Adeline is currently Professor of Literature at XJTLU, an Honorary Professor at the University of Hong Kong, and a Fellow of the Royal Society of Arts. She was President of the Association for the Study of Literature and the Environment, UK and Ireland (ASLE-UKI) from 2011 to 2015.

After gaining her PhD in Australia, Adeline began her career at the University of Tampere in Finland. She went on to academic positions at the universities of Exeter and Surrey in the UK, before moving to XJTLU in 2020.

Kelly Sultzbach

I am an Associate Professor at University of Wisconsin specializing in environmental modernism, ecocriticsm, and 21st century climate literature; my collaborative partnership with the Literature and Science Hub began with a Fulbright Scholar Grant to University of Liverpool in spring 2019. In my first book, Ecocriticism in the Modernist Imagination: Forster, Woolf, and Auden (Cambridge UP, 2016) I show how the signal techniques of modernism depict environments flush with non-human agency and subjectivity. The book acknowledges the longer pastoral tradition in literature, but also reflects my interest in ecocritical philosophies of embodiment and matter, queer ecocriticism, and animal studies. 

Currently, I am working on a project tentatively titled Green Thinking (and yes, that uneasy relationship between imagination and action is one of the big questions that motivates my inquiry!).  Specifically, I am analyzing mid-century literature related to issues such as landscape conservation and pesticide use in order to trace how those representational strategies evolve into literary depictions of larger systems change and collective agency in contemporary climate literature.
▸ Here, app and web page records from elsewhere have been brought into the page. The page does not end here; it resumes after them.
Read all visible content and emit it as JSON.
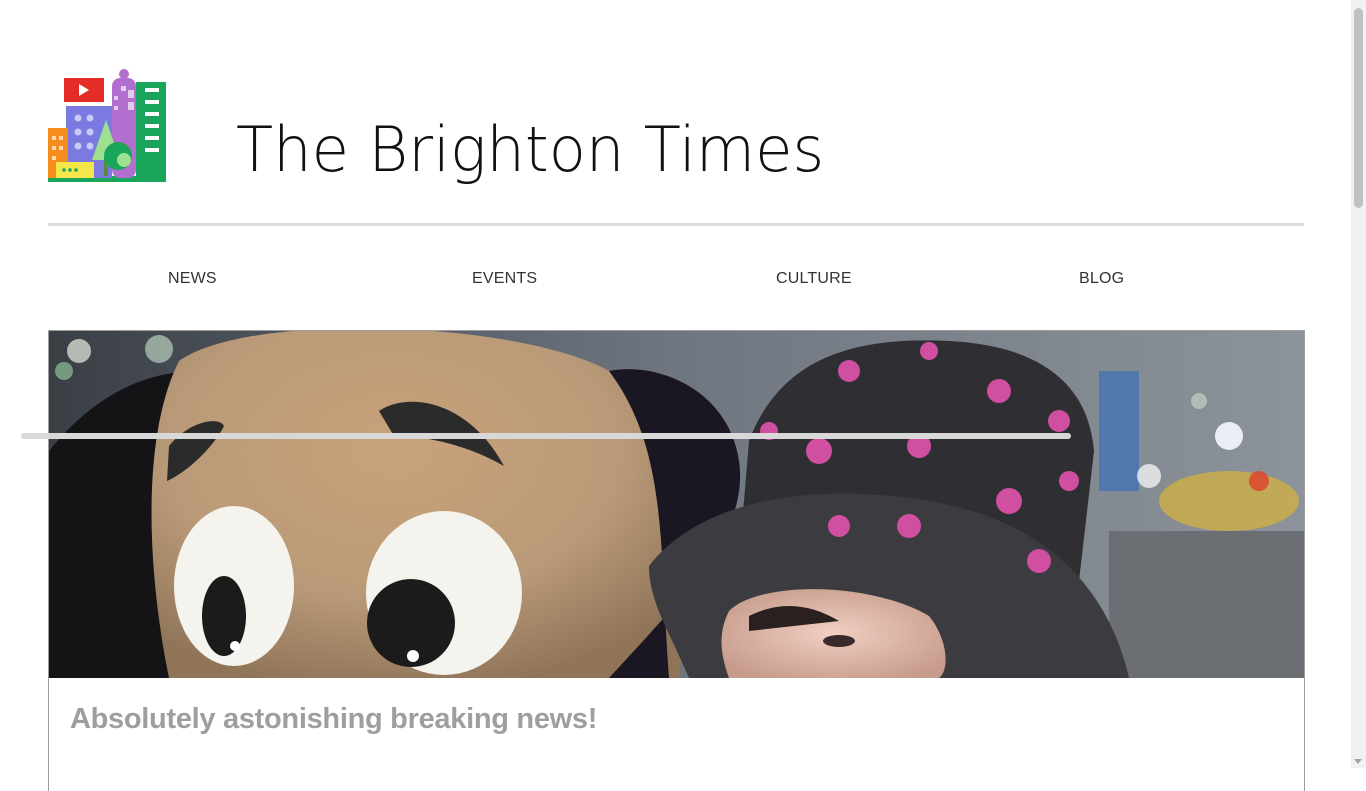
{
  "site": {
    "title": "The Brighton Times"
  },
  "nav": {
    "items": [
      {
        "label": "NEWS"
      },
      {
        "label": "EVENTS"
      },
      {
        "label": "CULTURE"
      },
      {
        "label": "BLOG"
      }
    ]
  },
  "article": {
    "headline": "Absolutely astonishing breaking news!",
    "hero_alt": "Person in skull-print hat beside a plush bear costume at night"
  },
  "colors": {
    "rule": "#dcdcdc",
    "headline": "#9e9e9e",
    "card_border": "#9e9e9e"
  }
}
I am always interested in environmental pedagogy and public outreach too, which you can read more about in 'How Can Scholarly Work be Meaningful in an Era of Lost Causes?' (Green Letters, February 2019).